Poised and precise, elegant and immaculate – these are some of the words that have been used to describe the performances of the Mahler Chamber Orchestra and our Artistic Partner Mitsuko Uchida. Almost two years since our last performance together, we reunite for a tour that brings us through Germany and Switzerland to our annual residencies at Salzburg's Mozartwoche and London's Southbank Centre, sharing our celebrated approach to Mozart's piano concertos across the continent.
The two concertos, Nos. 23 & 24, are considered close siblings, one major, one minor, both written three weeks apart in a year when Mozart's creativity seemed to know no bounds; they were both written while he put the finishing touches to his opera Le nozze di Figaro. Both works showcase Mozart's recent innovation of creating a free exchange of materials and ideas between piano and orchestra, creating a new musicial situation that enabled all the dynamic intimacy of chamber music in an orchestral setting, the ideal representation for what makes the partnership between Uchida and the MCO so special.

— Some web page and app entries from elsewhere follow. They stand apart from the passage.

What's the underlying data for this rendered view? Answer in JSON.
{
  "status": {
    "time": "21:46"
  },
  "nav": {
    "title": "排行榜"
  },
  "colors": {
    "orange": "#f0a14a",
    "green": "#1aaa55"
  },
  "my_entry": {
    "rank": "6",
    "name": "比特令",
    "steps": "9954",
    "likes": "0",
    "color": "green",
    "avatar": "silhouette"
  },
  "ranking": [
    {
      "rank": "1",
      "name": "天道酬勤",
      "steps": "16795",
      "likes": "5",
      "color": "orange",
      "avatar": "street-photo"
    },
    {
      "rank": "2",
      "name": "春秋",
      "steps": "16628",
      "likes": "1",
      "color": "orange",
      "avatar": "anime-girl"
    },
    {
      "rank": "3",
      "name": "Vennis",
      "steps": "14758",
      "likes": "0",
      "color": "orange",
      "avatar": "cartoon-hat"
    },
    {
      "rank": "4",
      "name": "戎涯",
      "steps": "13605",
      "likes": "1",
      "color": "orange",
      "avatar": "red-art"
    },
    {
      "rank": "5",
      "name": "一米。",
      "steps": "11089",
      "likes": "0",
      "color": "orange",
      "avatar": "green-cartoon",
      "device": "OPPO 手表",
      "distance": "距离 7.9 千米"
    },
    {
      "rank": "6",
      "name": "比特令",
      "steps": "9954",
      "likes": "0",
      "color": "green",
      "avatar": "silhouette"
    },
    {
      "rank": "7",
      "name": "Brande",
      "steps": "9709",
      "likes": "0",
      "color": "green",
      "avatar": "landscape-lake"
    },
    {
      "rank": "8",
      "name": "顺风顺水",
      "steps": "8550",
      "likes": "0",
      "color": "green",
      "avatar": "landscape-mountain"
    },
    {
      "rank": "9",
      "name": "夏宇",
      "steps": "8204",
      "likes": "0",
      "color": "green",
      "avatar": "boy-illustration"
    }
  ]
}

While in the German and Austrian legs of the tour, Mozart's Serenata notturna forms the centrepiece, another Viennese composer provides contrast in Switerland and the United Kingdom. Anton Webern is part of what is now known as the Second Viennese School, and his works are immaculately constructed and immensely concentrated distillations of classical form, romantic expression, and modernist rigour. Mitsuko Uchida herself is a passionate devotee of this music. She connects the centuries that separate Webern from Mozart by seamlessly transitioning from the formers Variations for solo piano, Op. 27, into the latter's C-minor concerto, after the MCO are left to lead themselves alone through Webern's sparse atonal soundscape in Five Movements, Op. 5.